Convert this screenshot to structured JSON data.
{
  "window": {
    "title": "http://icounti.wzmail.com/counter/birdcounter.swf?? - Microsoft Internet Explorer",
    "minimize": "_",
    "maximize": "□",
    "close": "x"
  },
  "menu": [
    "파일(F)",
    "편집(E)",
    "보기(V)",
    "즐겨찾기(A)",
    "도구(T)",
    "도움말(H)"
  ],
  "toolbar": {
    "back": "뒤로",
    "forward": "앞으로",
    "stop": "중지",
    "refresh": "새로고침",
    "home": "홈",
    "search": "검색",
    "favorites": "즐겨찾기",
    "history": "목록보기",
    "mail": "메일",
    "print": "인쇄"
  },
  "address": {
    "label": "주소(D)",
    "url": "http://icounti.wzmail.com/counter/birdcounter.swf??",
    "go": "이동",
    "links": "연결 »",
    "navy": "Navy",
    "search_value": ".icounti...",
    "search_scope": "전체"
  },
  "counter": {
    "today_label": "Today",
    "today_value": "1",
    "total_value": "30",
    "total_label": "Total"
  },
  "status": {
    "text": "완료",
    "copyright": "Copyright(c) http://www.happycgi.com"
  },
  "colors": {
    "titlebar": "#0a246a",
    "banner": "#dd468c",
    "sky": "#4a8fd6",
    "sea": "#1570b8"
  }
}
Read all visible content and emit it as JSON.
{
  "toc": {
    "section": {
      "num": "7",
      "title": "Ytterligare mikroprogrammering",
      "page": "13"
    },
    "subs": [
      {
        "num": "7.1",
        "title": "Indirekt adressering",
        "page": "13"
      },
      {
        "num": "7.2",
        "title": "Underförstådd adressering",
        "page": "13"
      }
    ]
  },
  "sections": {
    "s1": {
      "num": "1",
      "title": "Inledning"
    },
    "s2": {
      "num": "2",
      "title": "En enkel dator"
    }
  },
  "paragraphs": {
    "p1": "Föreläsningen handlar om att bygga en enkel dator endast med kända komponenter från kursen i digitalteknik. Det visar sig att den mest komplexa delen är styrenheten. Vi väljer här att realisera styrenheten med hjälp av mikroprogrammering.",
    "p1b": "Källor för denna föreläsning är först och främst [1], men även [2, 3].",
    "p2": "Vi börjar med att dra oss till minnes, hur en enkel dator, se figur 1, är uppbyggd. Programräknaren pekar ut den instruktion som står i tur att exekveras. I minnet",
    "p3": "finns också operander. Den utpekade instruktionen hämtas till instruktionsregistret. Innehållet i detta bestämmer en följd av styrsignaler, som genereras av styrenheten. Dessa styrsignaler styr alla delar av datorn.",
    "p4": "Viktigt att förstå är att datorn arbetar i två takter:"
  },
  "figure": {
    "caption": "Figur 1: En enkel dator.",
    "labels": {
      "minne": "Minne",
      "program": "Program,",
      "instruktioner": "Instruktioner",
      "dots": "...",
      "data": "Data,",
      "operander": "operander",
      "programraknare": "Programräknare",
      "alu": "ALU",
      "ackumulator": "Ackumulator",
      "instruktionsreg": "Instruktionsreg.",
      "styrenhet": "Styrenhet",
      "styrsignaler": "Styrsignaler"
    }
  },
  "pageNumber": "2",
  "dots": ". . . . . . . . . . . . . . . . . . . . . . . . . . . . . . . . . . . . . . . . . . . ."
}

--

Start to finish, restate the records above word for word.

**EXERCISE SOLUTION:**
Convert this screenshot to structured JSON data.
{
  "window": {
    "title": "http://icounti.wzmail.com/counter/birdcounter.swf?? - Microsoft Internet Explorer",
    "minimize": "_",
    "maximize": "□",
    "close": "x"
  },
  "menu": [
    "파일(F)",
    "편집(E)",
    "보기(V)",
    "즐겨찾기(A)",
    "도구(T)",
    "도움말(H)"
  ],
  "toolbar": {
    "back": "뒤로",
    "forward": "앞으로",
    "stop": "중지",
    "refresh": "새로고침",
    "home": "홈",
    "search": "검색",
    "favorites": "즐겨찾기",
    "history": "목록보기",
    "mail": "메일",
    "print": "인쇄"
  },
  "address": {
    "label": "주소(D)",
    "url": "http://icounti.wzmail.com/counter/birdcounter.swf??",
    "go": "이동",
    "links": "연결 »",
    "navy": "Navy",
    "search_value": ".icounti...",
    "search_scope": "전체"
  },
  "counter": {
    "today_label": "Today",
    "today_value": "1",
    "total_value": "30",
    "total_label": "Total"
  },
  "status": {
    "text": "완료",
    "copyright": "Copyright(c) http://www.happycgi.com"
  },
  "colors": {
    "titlebar": "#0a246a",
    "banner": "#dd468c",
    "sky": "#4a8fd6",
    "sea": "#1570b8"
  }
}
Read all visible content and emit it as JSON.
{
  "toc": {
    "section": {
      "num": "7",
      "title": "Ytterligare mikroprogrammering",
      "page": "13"
    },
    "subs": [
      {
        "num": "7.1",
        "title": "Indirekt adressering",
        "page": "13"
      },
      {
        "num": "7.2",
        "title": "Underförstådd adressering",
        "page": "13"
      }
    ]
  },
  "sections": {
    "s1": {
      "num": "1",
      "title": "Inledning"
    },
    "s2": {
      "num": "2",
      "title": "En enkel dator"
    }
  },
  "paragraphs": {
    "p1": "Föreläsningen handlar om att bygga en enkel dator endast med kända komponenter från kursen i digitalteknik. Det visar sig att den mest komplexa delen är styrenheten. Vi väljer här att realisera styrenheten med hjälp av mikroprogrammering.",
    "p1b": "Källor för denna föreläsning är först och främst [1], men även [2, 3].",
    "p2": "Vi börjar med att dra oss till minnes, hur en enkel dator, se figur 1, är uppbyggd. Programräknaren pekar ut den instruktion som står i tur att exekveras. I minnet",
    "p3": "finns också operander. Den utpekade instruktionen hämtas till instruktionsregistret. Innehållet i detta bestämmer en följd av styrsignaler, som genereras av styrenheten. Dessa styrsignaler styr alla delar av datorn.",
    "p4": "Viktigt att förstå är att datorn arbetar i två takter:"
  },
  "figure": {
    "caption": "Figur 1: En enkel dator.",
    "labels": {
      "minne": "Minne",
      "program": "Program,",
      "instruktioner": "Instruktioner",
      "dots": "...",
      "data": "Data,",
      "operander": "operander",
      "programraknare": "Programräknare",
      "alu": "ALU",
      "ackumulator": "Ackumulator",
      "instruktionsreg": "Instruktionsreg.",
      "styrenhet": "Styrenhet",
      "styrsignaler": "Styrsignaler"
    }
  },
  "pageNumber": "2",
  "dots": ". . . . . . . . . . . . . . . . . . . . . . . . . . . . . . . . . . . . . . . . . . . ."
}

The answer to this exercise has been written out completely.